Page and application data records:
[Start of Attachment]

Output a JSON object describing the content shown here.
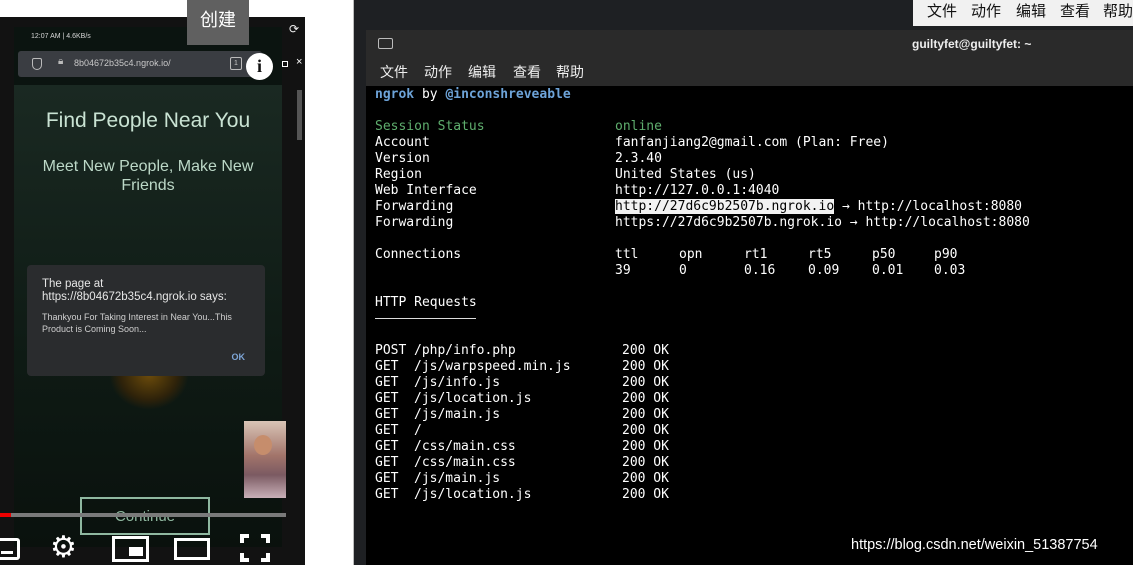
{
  "tooltip": {
    "label": "创建"
  },
  "phone": {
    "status_time": "12:07 AM | 4.6KB/s",
    "url": "8b04672b35c4.ngrok.io/",
    "tab_count": "1",
    "hero_title": "Find People Near You",
    "hero_subtitle": "Meet New People, Make New Friends",
    "dialog": {
      "title": "The page at https://8b04672b35c4.ngrok.io says:",
      "message": "Thankyou For Taking Interest in Near You...This Product is Coming Soon...",
      "ok_label": "OK"
    },
    "continue_label": "Continue"
  },
  "player": {
    "progress": 0.04,
    "icons": [
      "subtitles-icon",
      "settings-icon",
      "miniplayer-icon",
      "theater-icon",
      "fullscreen-icon"
    ]
  },
  "background_window": {
    "menu": [
      "文件",
      "动作",
      "编辑",
      "查看",
      "帮助"
    ]
  },
  "terminal": {
    "title": "guiltyfet@guiltyfet: ~",
    "menu": [
      "文件",
      "动作",
      "编辑",
      "查看",
      "帮助"
    ],
    "header_app": "ngrok",
    "header_by": "by",
    "header_author": "@inconshreveable",
    "fields": [
      {
        "label": "Session Status",
        "value": "online"
      },
      {
        "label": "Account",
        "value": "fanfanjiang2@gmail.com (Plan: Free)"
      },
      {
        "label": "Version",
        "value": "2.3.40"
      },
      {
        "label": "Region",
        "value": "United States (us)"
      },
      {
        "label": "Web Interface",
        "value": "http://127.0.0.1:4040"
      },
      {
        "label": "Forwarding",
        "value_url": "http://27d6c9b2507b.ngrok.io",
        "value_target": " → http://localhost:8080"
      },
      {
        "label": "Forwarding",
        "value": "https://27d6c9b2507b.ngrok.io → http://localhost:8080"
      }
    ],
    "connections": {
      "label": "Connections",
      "headers": [
        "ttl",
        "opn",
        "rt1",
        "rt5",
        "p50",
        "p90"
      ],
      "values": [
        "39",
        "0",
        "0.16",
        "0.09",
        "0.01",
        "0.03"
      ]
    },
    "http_title": "HTTP Requests",
    "requests": [
      {
        "method": "POST",
        "path": "/php/info.php",
        "status": "200 OK"
      },
      {
        "method": "GET",
        "path": "/js/warpspeed.min.js",
        "status": "200 OK"
      },
      {
        "method": "GET",
        "path": "/js/info.js",
        "status": "200 OK"
      },
      {
        "method": "GET",
        "path": "/js/location.js",
        "status": "200 OK"
      },
      {
        "method": "GET",
        "path": "/js/main.js",
        "status": "200 OK"
      },
      {
        "method": "GET",
        "path": "/",
        "status": "200 OK"
      },
      {
        "method": "GET",
        "path": "/css/main.css",
        "status": "200 OK"
      },
      {
        "method": "GET",
        "path": "/css/main.css",
        "status": "200 OK"
      },
      {
        "method": "GET",
        "path": "/js/main.js",
        "status": "200 OK"
      },
      {
        "method": "GET",
        "path": "/js/location.js",
        "status": "200 OK"
      }
    ]
  },
  "watermark": "https://blog.csdn.net/weixin_51387754"
}
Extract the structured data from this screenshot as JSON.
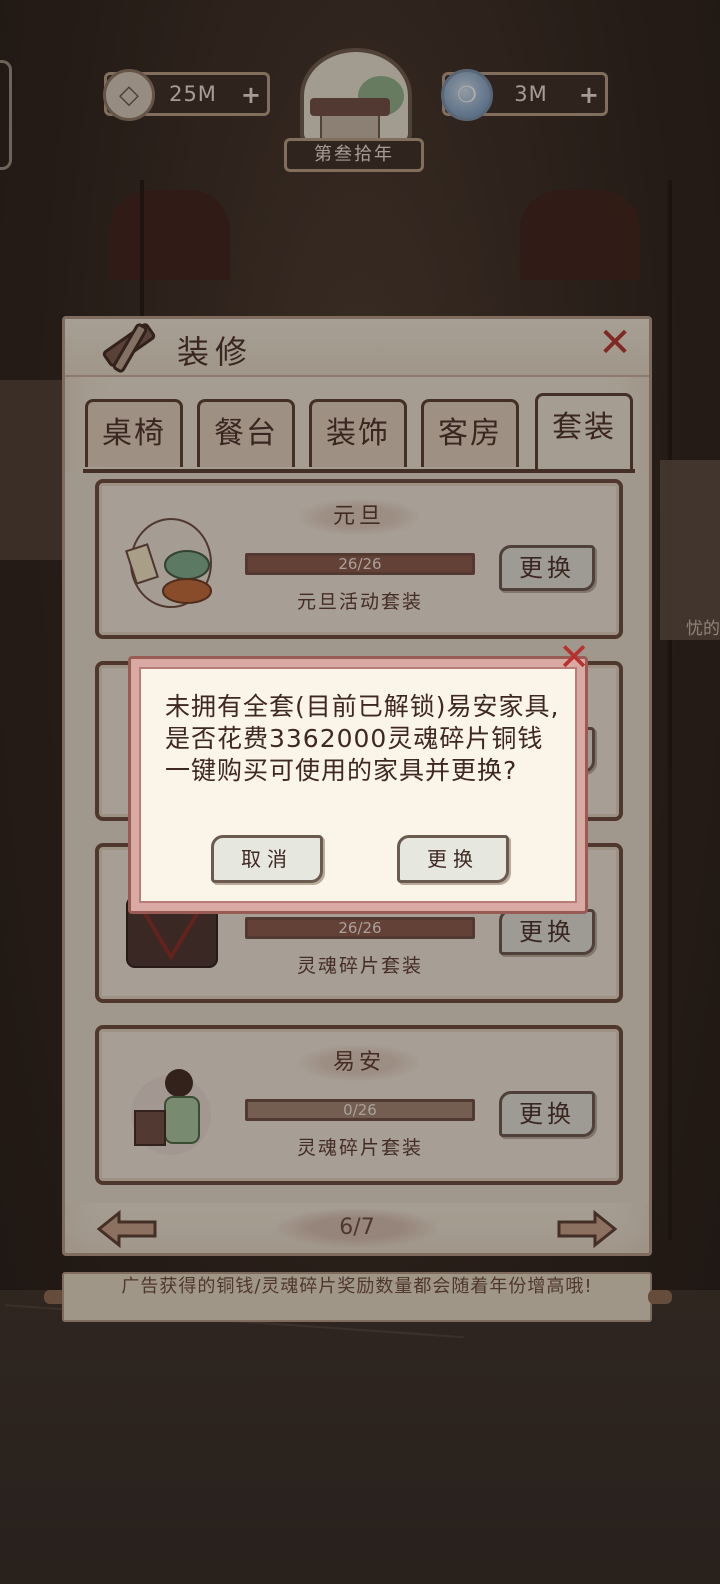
{
  "resources": {
    "coin": {
      "value": "25M",
      "icon": "coin-icon",
      "plus": "+"
    },
    "soul": {
      "value": "3M",
      "icon": "soul-flame-icon",
      "plus": "+"
    }
  },
  "year": {
    "label": "第叁拾年"
  },
  "panel": {
    "title": "装修",
    "close": "✕",
    "tabs": [
      {
        "label": "桌椅",
        "active": false
      },
      {
        "label": "餐台",
        "active": false
      },
      {
        "label": "装饰",
        "active": false
      },
      {
        "label": "客房",
        "active": false
      },
      {
        "label": "套装",
        "active": true
      }
    ],
    "cards": [
      {
        "name": "元旦",
        "progress": "26/26",
        "progress_fraction": 1.0,
        "desc": "元旦活动套装",
        "button": "更换"
      },
      {
        "name": "",
        "progress": "",
        "progress_fraction": 1.0,
        "desc": "",
        "button": ""
      },
      {
        "name": "",
        "progress": "26/26",
        "progress_fraction": 1.0,
        "desc": "灵魂碎片套装",
        "button": "更换"
      },
      {
        "name": "易安",
        "progress": "0/26",
        "progress_fraction": 0.0,
        "desc": "灵魂碎片套装",
        "button": "更换"
      }
    ],
    "pager": {
      "page": "6/7"
    }
  },
  "tip": {
    "text": "广告获得的铜钱/灵魂碎片奖励数量都会随着年份增高哦!"
  },
  "background": {
    "side_text": "忧的"
  },
  "dialog": {
    "message": "未拥有全套(目前已解锁)易安家具,是否花费3362000灵魂碎片铜钱一键购买可使用的家具并更换?",
    "cancel": "取消",
    "confirm": "更换",
    "close": "✕"
  },
  "colors": {
    "accent_red": "#b7322f",
    "panel_bg": "#efe6d7",
    "border_brown": "#6a4a3e"
  }
}
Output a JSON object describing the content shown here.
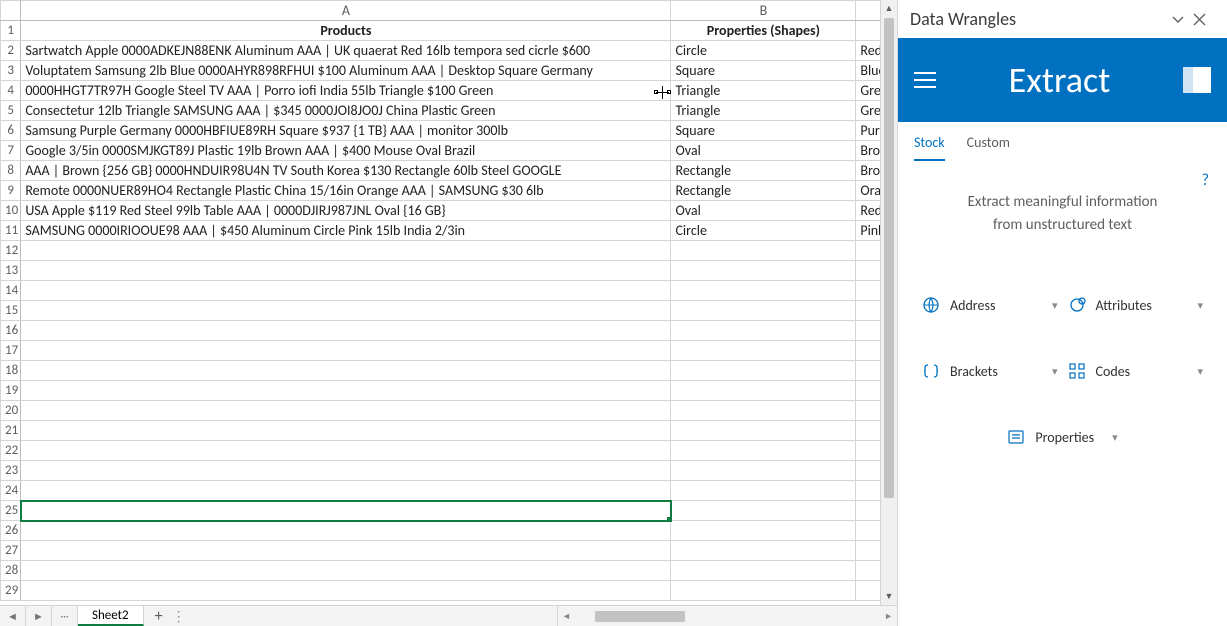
{
  "columns": {
    "a": "A",
    "b": "B"
  },
  "rows": {
    "header": {
      "a": "Products",
      "b": "Properties (Shapes)"
    },
    "data": [
      {
        "n": "2",
        "a": "Sartwatch Apple      0000ADKEJN88ENK Aluminum AAA | UK  quaerat Red 16lb tempora sed cicrle $600",
        "b": "Circle",
        "c": "Red"
      },
      {
        "n": "3",
        "a": "Voluptatem Samsung       2lb Blue 0000AHYR898RFHUI $100 Aluminum AAA | Desktop Square Germany",
        "b": "Square",
        "c": "Blue"
      },
      {
        "n": "4",
        "a": "0000HHGT7TR97H Google      Steel TV AAA | Porro iofi India 55lb Triangle $100 Green",
        "b": "Triangle",
        "c": "Gree"
      },
      {
        "n": "5",
        "a": "Consectetur 12lb Triangle   SAMSUNG      AAA | $345 0000JOI8JO0J China Plastic Green",
        "b": "Triangle",
        "c": "Gree"
      },
      {
        "n": "6",
        "a": "Samsung       Purple Germany 0000HBFIUE89RH Square $937 {1 TB} AAA |  monitor 300lb",
        "b": "Square",
        "c": "Purp"
      },
      {
        "n": "7",
        "a": "Google      3/5in  0000SMJKGT89J  Plastic 19lb Brown AAA | $400 Mouse Oval Brazil",
        "b": "Oval",
        "c": "Brov"
      },
      {
        "n": "8",
        "a": "AAA | Brown {256 GB} 0000HNDUIR98U4N TV South Korea  $130  Rectangle 60lb Steel GOOGLE",
        "b": "Rectangle",
        "c": "Brov"
      },
      {
        "n": "9",
        "a": "Remote 0000NUER89HO4 Rectangle Plastic China 15/16in  Orange AAA | SAMSUNG      $30 6lb",
        "b": "Rectangle",
        "c": "Orar"
      },
      {
        "n": "10",
        "a": "USA Apple       $119 Red Steel 99lb Table AAA | 0000DJIRJ987JNL Oval {16 GB}",
        "b": "Oval",
        "c": "Red"
      },
      {
        "n": "11",
        "a": "SAMSUNG       0000IRIOOUE98   AAA | $450 Aluminum Circle Pink 15lb India 2/3in",
        "b": "Circle",
        "c": "Pink"
      }
    ],
    "empty": [
      "12",
      "13",
      "14",
      "15",
      "16",
      "17",
      "18",
      "19",
      "20",
      "21",
      "22",
      "23",
      "24"
    ],
    "selected": "25",
    "after": [
      "26",
      "27",
      "28",
      "29"
    ]
  },
  "sheet_tab": "Sheet2",
  "panel": {
    "title": "Data Wrangles",
    "band_title": "Extract",
    "tabs": {
      "stock": "Stock",
      "custom": "Custom"
    },
    "subtitle_l1": "Extract meaningful information",
    "subtitle_l2": "from unstructured text",
    "options": {
      "address": "Address",
      "attributes": "Attributes",
      "brackets": "Brackets",
      "codes": "Codes",
      "properties": "Properties"
    }
  }
}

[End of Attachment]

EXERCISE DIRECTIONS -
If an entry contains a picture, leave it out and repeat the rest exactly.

RESULT -
Output a JSON object describing the content shown here.
{
  "tooltip": {
    "label": "创建"
  },
  "phone": {
    "status_time": "12:07 AM | 4.6KB/s",
    "url": "8b04672b35c4.ngrok.io/",
    "tab_count": "1",
    "hero_title": "Find People Near You",
    "hero_subtitle": "Meet New People, Make New Friends",
    "dialog": {
      "title": "The page at https://8b04672b35c4.ngrok.io says:",
      "message": "Thankyou For Taking Interest in Near You...This Product is Coming Soon...",
      "ok_label": "OK"
    },
    "continue_label": "Continue"
  },
  "player": {
    "progress": 0.04,
    "icons": [
      "subtitles-icon",
      "settings-icon",
      "miniplayer-icon",
      "theater-icon",
      "fullscreen-icon"
    ]
  },
  "background_window": {
    "menu": [
      "文件",
      "动作",
      "编辑",
      "查看",
      "帮助"
    ]
  },
  "terminal": {
    "title": "guiltyfet@guiltyfet: ~",
    "menu": [
      "文件",
      "动作",
      "编辑",
      "查看",
      "帮助"
    ],
    "header_app": "ngrok",
    "header_by": "by",
    "header_author": "@inconshreveable",
    "fields": [
      {
        "label": "Session Status",
        "value": "online"
      },
      {
        "label": "Account",
        "value": "fanfanjiang2@gmail.com (Plan: Free)"
      },
      {
        "label": "Version",
        "value": "2.3.40"
      },
      {
        "label": "Region",
        "value": "United States (us)"
      },
      {
        "label": "Web Interface",
        "value": "http://127.0.0.1:4040"
      },
      {
        "label": "Forwarding",
        "value_url": "http://27d6c9b2507b.ngrok.io",
        "value_target": " → http://localhost:8080"
      },
      {
        "label": "Forwarding",
        "value": "https://27d6c9b2507b.ngrok.io → http://localhost:8080"
      }
    ],
    "connections": {
      "label": "Connections",
      "headers": [
        "ttl",
        "opn",
        "rt1",
        "rt5",
        "p50",
        "p90"
      ],
      "values": [
        "39",
        "0",
        "0.16",
        "0.09",
        "0.01",
        "0.03"
      ]
    },
    "http_title": "HTTP Requests",
    "requests": [
      {
        "method": "POST",
        "path": "/php/info.php",
        "status": "200 OK"
      },
      {
        "method": "GET",
        "path": "/js/warpspeed.min.js",
        "status": "200 OK"
      },
      {
        "method": "GET",
        "path": "/js/info.js",
        "status": "200 OK"
      },
      {
        "method": "GET",
        "path": "/js/location.js",
        "status": "200 OK"
      },
      {
        "method": "GET",
        "path": "/js/main.js",
        "status": "200 OK"
      },
      {
        "method": "GET",
        "path": "/",
        "status": "200 OK"
      },
      {
        "method": "GET",
        "path": "/css/main.css",
        "status": "200 OK"
      },
      {
        "method": "GET",
        "path": "/css/main.css",
        "status": "200 OK"
      },
      {
        "method": "GET",
        "path": "/js/main.js",
        "status": "200 OK"
      },
      {
        "method": "GET",
        "path": "/js/location.js",
        "status": "200 OK"
      }
    ]
  },
  "watermark": "https://blog.csdn.net/weixin_51387754"
}
Extract the structured data from this screenshot as JSON.
{
  "resources": {
    "coin": {
      "value": "25M",
      "icon": "coin-icon",
      "plus": "+"
    },
    "soul": {
      "value": "3M",
      "icon": "soul-flame-icon",
      "plus": "+"
    }
  },
  "year": {
    "label": "第叁拾年"
  },
  "panel": {
    "title": "装修",
    "close": "✕",
    "tabs": [
      {
        "label": "桌椅",
        "active": false
      },
      {
        "label": "餐台",
        "active": false
      },
      {
        "label": "装饰",
        "active": false
      },
      {
        "label": "客房",
        "active": false
      },
      {
        "label": "套装",
        "active": true
      }
    ],
    "cards": [
      {
        "name": "元旦",
        "progress": "26/26",
        "progress_fraction": 1.0,
        "desc": "元旦活动套装",
        "button": "更换"
      },
      {
        "name": "",
        "progress": "",
        "progress_fraction": 1.0,
        "desc": "",
        "button": ""
      },
      {
        "name": "",
        "progress": "26/26",
        "progress_fraction": 1.0,
        "desc": "灵魂碎片套装",
        "button": "更换"
      },
      {
        "name": "易安",
        "progress": "0/26",
        "progress_fraction": 0.0,
        "desc": "灵魂碎片套装",
        "button": "更换"
      }
    ],
    "pager": {
      "page": "6/7"
    }
  },
  "tip": {
    "text": "广告获得的铜钱/灵魂碎片奖励数量都会随着年份增高哦!"
  },
  "background": {
    "side_text": "忧的"
  },
  "dialog": {
    "message": "未拥有全套(目前已解锁)易安家具,是否花费3362000灵魂碎片铜钱一键购买可使用的家具并更换?",
    "cancel": "取消",
    "confirm": "更换",
    "close": "✕"
  },
  "colors": {
    "accent_red": "#b7322f",
    "panel_bg": "#efe6d7",
    "border_brown": "#6a4a3e"
  }
}
Output a JSON object describing the content shown here.
{
  "columns": {
    "a": "A",
    "b": "B"
  },
  "rows": {
    "header": {
      "a": "Products",
      "b": "Properties (Shapes)"
    },
    "data": [
      {
        "n": "2",
        "a": "Sartwatch Apple      0000ADKEJN88ENK Aluminum AAA | UK  quaerat Red 16lb tempora sed cicrle $600",
        "b": "Circle",
        "c": "Red"
      },
      {
        "n": "3",
        "a": "Voluptatem Samsung       2lb Blue 0000AHYR898RFHUI $100 Aluminum AAA | Desktop Square Germany",
        "b": "Square",
        "c": "Blue"
      },
      {
        "n": "4",
        "a": "0000HHGT7TR97H Google      Steel TV AAA | Porro iofi India 55lb Triangle $100 Green",
        "b": "Triangle",
        "c": "Gree"
      },
      {
        "n": "5",
        "a": "Consectetur 12lb Triangle   SAMSUNG      AAA | $345 0000JOI8JO0J China Plastic Green",
        "b": "Triangle",
        "c": "Gree"
      },
      {
        "n": "6",
        "a": "Samsung       Purple Germany 0000HBFIUE89RH Square $937 {1 TB} AAA |  monitor 300lb",
        "b": "Square",
        "c": "Purp"
      },
      {
        "n": "7",
        "a": "Google      3/5in  0000SMJKGT89J  Plastic 19lb Brown AAA | $400 Mouse Oval Brazil",
        "b": "Oval",
        "c": "Brov"
      },
      {
        "n": "8",
        "a": "AAA | Brown {256 GB} 0000HNDUIR98U4N TV South Korea  $130  Rectangle 60lb Steel GOOGLE",
        "b": "Rectangle",
        "c": "Brov"
      },
      {
        "n": "9",
        "a": "Remote 0000NUER89HO4 Rectangle Plastic China 15/16in  Orange AAA | SAMSUNG      $30 6lb",
        "b": "Rectangle",
        "c": "Orar"
      },
      {
        "n": "10",
        "a": "USA Apple       $119 Red Steel 99lb Table AAA | 0000DJIRJ987JNL Oval {16 GB}",
        "b": "Oval",
        "c": "Red"
      },
      {
        "n": "11",
        "a": "SAMSUNG       0000IRIOOUE98   AAA | $450 Aluminum Circle Pink 15lb India 2/3in",
        "b": "Circle",
        "c": "Pink"
      }
    ],
    "empty": [
      "12",
      "13",
      "14",
      "15",
      "16",
      "17",
      "18",
      "19",
      "20",
      "21",
      "22",
      "23",
      "24"
    ],
    "selected": "25",
    "after": [
      "26",
      "27",
      "28",
      "29"
    ]
  },
  "sheet_tab": "Sheet2",
  "panel": {
    "title": "Data Wrangles",
    "band_title": "Extract",
    "tabs": {
      "stock": "Stock",
      "custom": "Custom"
    },
    "subtitle_l1": "Extract meaningful information",
    "subtitle_l2": "from unstructured text",
    "options": {
      "address": "Address",
      "attributes": "Attributes",
      "brackets": "Brackets",
      "codes": "Codes",
      "properties": "Properties"
    }
  }
}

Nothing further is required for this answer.